A dear friend, cousin, and former Itawambian passed away Tuesday in Hernando. Ross Collins Robison was born December 1, 1913 to Carlton McKindrey Robison and Mary Myrtle Harbor, the middle child of five boys. He and his siblings grew up barely east of Tremont on land that his mother inherited from her father, Talmon Harbor. According to Ross, his Granddaddy Harbor's house stood where the Canup house now is, and Ross's family lived just down the hill along the old Bankhead Highway. As a little boy, Ross first attended school which was held then at the Tremont Methodist Church, where his family worshiped, and when the new grammar school was built he went there. After graduation from Tremont High School in 1932, Ross headed to Starkville for Mississippi A & M College. The first picture, above, is of a young Ross at college.
Ross was named after Ross Collins, a congressman from south Mississippi who frequently made stops at the Robison house during his travels to and from Washington. Ross's mother provided room and board for travelers through the area, and Congressman Collins enjoyed the Robison hospitality as a regular visitor.
All four Robison brothers received their degrees from Mississippi State University (Ross, Ray, Roy and Ruble; Rex, a fifth brother, died at age 10). It was at college that Ross met the love of his life, Lucile Stewart McCann, of Gulfport, who predeceased him in 2005. Ross obtained his master's degree in dairy science and later became head of the dairy farm operation at Mississippi State where he was instrumental in developing processes for the making of ice cream and cheese. In 1948 Ross and Lucille moved to Hernando where he served as county agent for DeSoto County and was in charge of developing the dairy industry to meet the growing need for milk and dairy products for the Memphis area.
Ross and I met in October 2006. After uncovering his wife's obituary during some research earlier that fall, I realized that Ross was still living, found his address, and wrote him a letter. He immediately called me, and we had the first of several delightful conversations. Cousin Lucy, pictured above with Ross, rode with me to Hernando for a visit with Ross and his children. Ross's great-grandfather was John E. Robinson, my great-great-great grandfather. That's one connection we share. Another connection is through the Evans family. Ross's grandmother, Martha Evans Harbor, was a sister to my great-great grandfather John T. Evans.
For his 96th birthday this past December, Ross was honored at his church with a celebration. Lucy and Sue (my cousins) and I drove up for the occasion and were pleased to see Ross in good health and spirits. According to Nancy, Ross's daughter, her father had a series of unfortunate health events in the last couple of weeks from which his body couldn't recover although she said his mind was upbeat and forward-looking even to the end. Nancy said he was looking forward to a game of Rook tonight. What? Ross played Rook, I asked? Sure, Nancy replied, her father could really show out in a game of Rook. An avid gardener, Ross already had tomato seedlings ready for planting on his patio garden.
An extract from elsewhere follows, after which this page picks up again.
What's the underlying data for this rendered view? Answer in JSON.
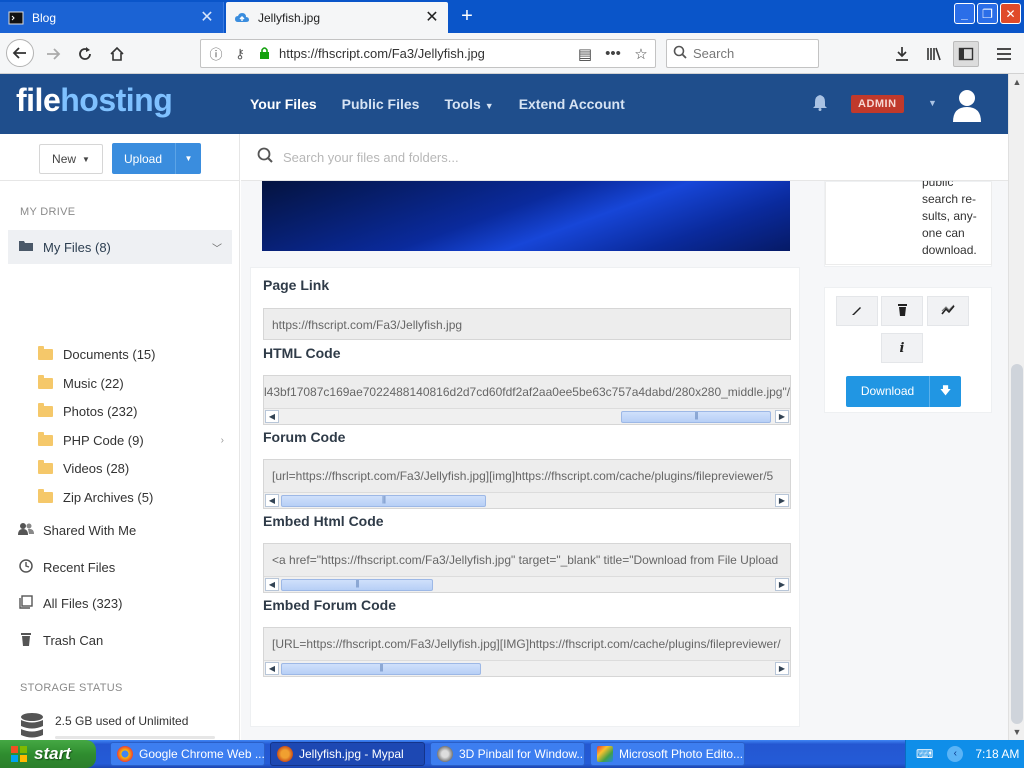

Yes, Ross was a true Robison and Itawambian. I miss him already.